Criticism follows defeat. Rahul Gandhi, N. Chandrababu Naidu, and Mamata Banerjee’s political abilities are under scrutiny. But in politics, losing an election is a temporary setback, not a write-off. Like in sports, you win some, lose some. You work harder the next time, you don’t quit.
Prime Minister Narender Modi is the hero, after leading his party to a great win in the 2019 elections. Sadly, leaders like Congress president Rahul Gandhi, West Bengal chief minister and Trinamool supremo Mamata Banerjee and former AP chief minister and Telugu Desam Party chief Chandrababu Naidu, whose respective parties got a drubbing in the electoral battle, are being severely criticised for their party’s downfall, and expected to step down as party leaders.
Mr Gandhi said he will quit, but the party didn’t accept his resignation.

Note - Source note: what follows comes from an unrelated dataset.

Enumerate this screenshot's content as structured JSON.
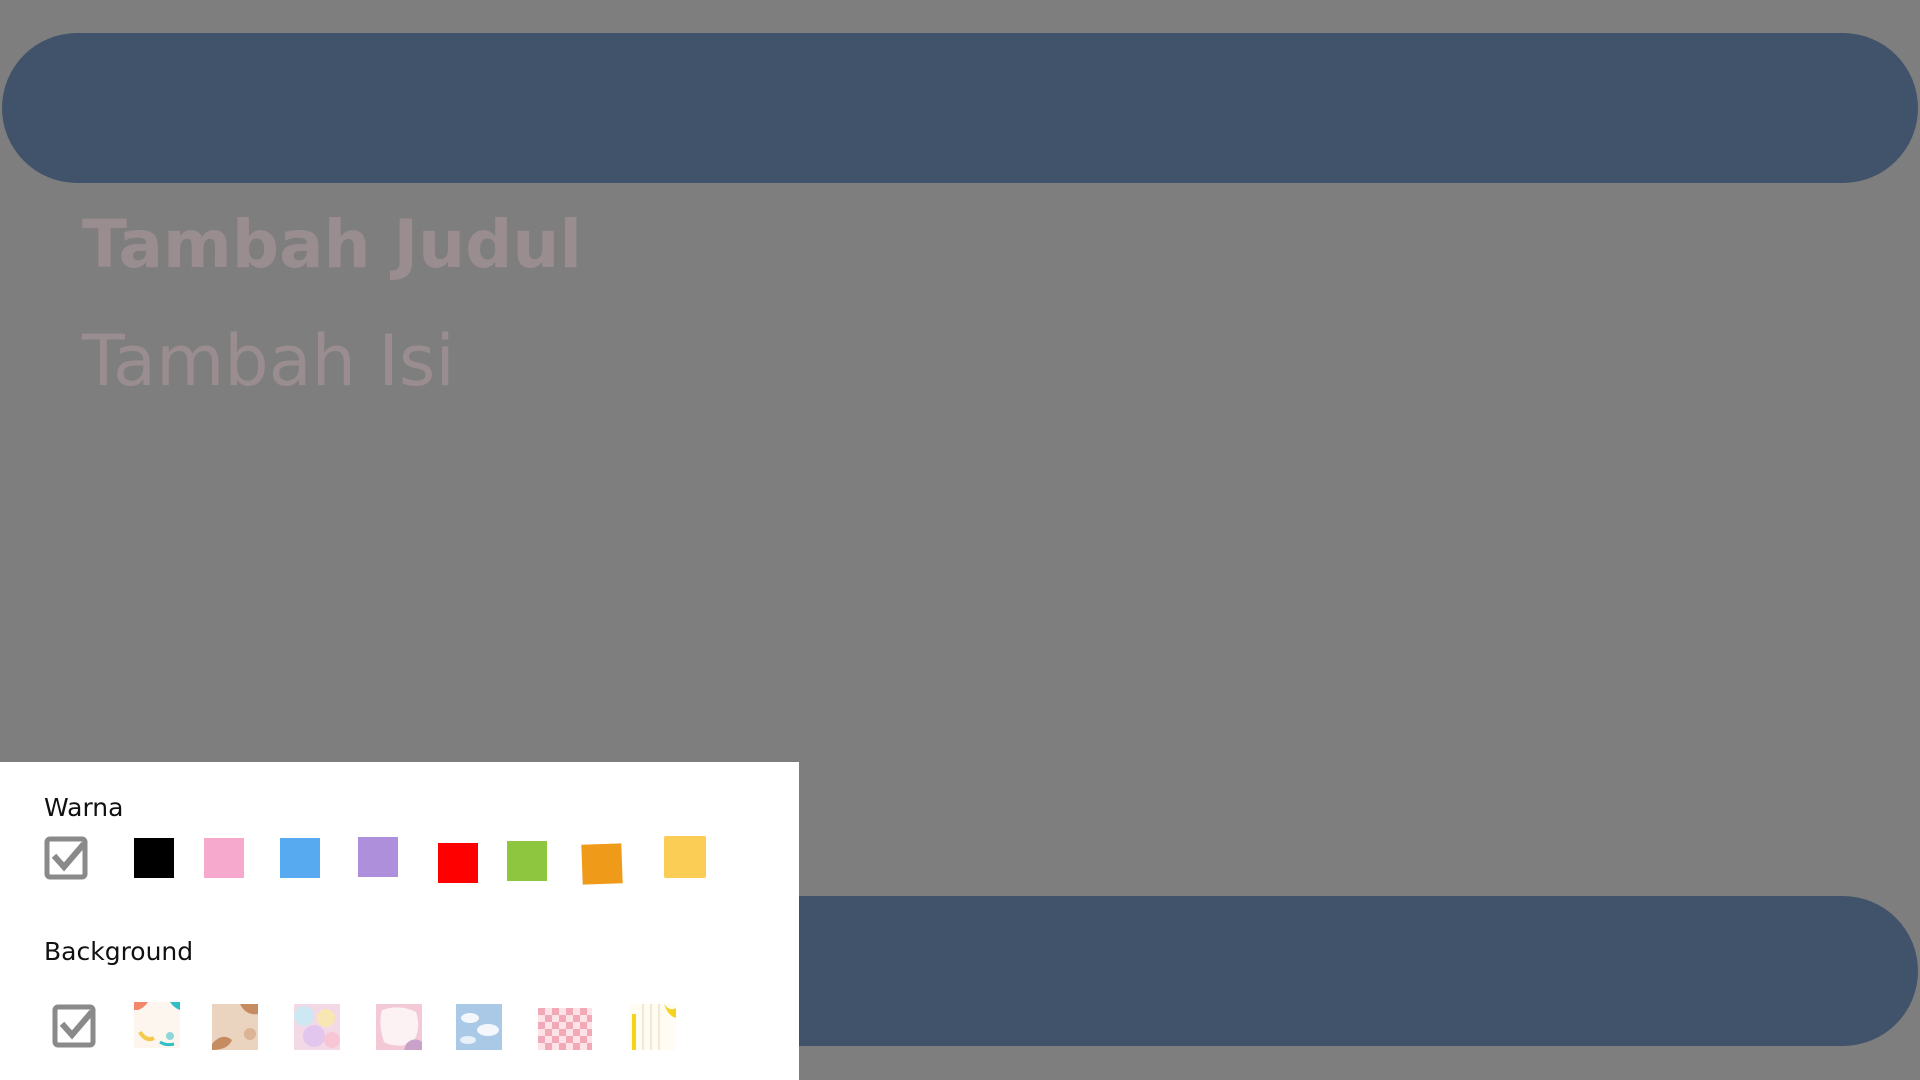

Ditto Banerjee. Mr Naidu is criticised for not grooming a “second rung leader to take the party forward”.
While it’s nice to have a “second leader in command”, there’s no need for leaders to step down taking full responsibility for the loss. Like in sports, in politics too, you win and lose. When you lose, you work harder for the next game, you don’t stop playing!
Mr Naidu agrees. He states that elections are a part and parcel in a democratic set up, and that winning and losing is a natural phenomenon. “You win some elections and lose some, but the key factor is learn from the past mistakes. Self-assessment and constant review will take you forward,” he said, while addressing his partymen recently.
But, the important observation here is none of the above parties have a second rung leader. If Mr Gandhi wants to step down, who is the able person to take over? No name thrown up yet. Same is the case with Ms Banerjee and Mr Naidu.
Both sports and politics, are driven by long haul careers. There is no need to ask leaders who lost to step down. Says cricket analyst Ayaz Memon, sports and politics are demanding professions, questioning the leadership after a failure is a natural consequence. M.S. Dhoni too, despite his super performance as a cricketer, has come under the scanner after India failed to defend the 2015 World Cup. “Just because you won a cricket series, doesn’t put you on top. It’s a continuous process. You lose some too. Every game is a new battle. Likewise, if you lose an election, there’s no need to panic. In both professions, as you progress, minimising errors and maxmising strengths and potential will be significant. I have seen several captains being dumped after a series defeat but what’s equally fundamental is to have a second-run leader to lead the attack,” Ayaz says.
Mental strength and ability to bounce back are considered to be a great asset. Sports psychologist John Hemanth who trained several Olympic athletes says that he ensures players become mentally strong as it helps them to be independent and they need not depend on coach, parents or peers. “Success and defeat are part of life; the successful ones are those who constantly keep learning in hindsight,” Hemanth explains, adding, “Most of the athletes get carried away — they get overwhelmed after a victory and feel dejected in a defeat. There’s no balanced approach towards the profession. As a result, players are unable to learn and handle crisis independently.”
Even great leaders like Karunanidhi, Indira Gandhi and Atal Behari Vajpayee have tasted defeat, but they learnt from their mistakes. The BJP, which has over 300 seats today, once had only two seats in Parliament!
Senior political analyst Bandaru Srinivas Rao observes that in politics and sports, willingness to learn, patience and the hunger to win are the key factors for a long innings.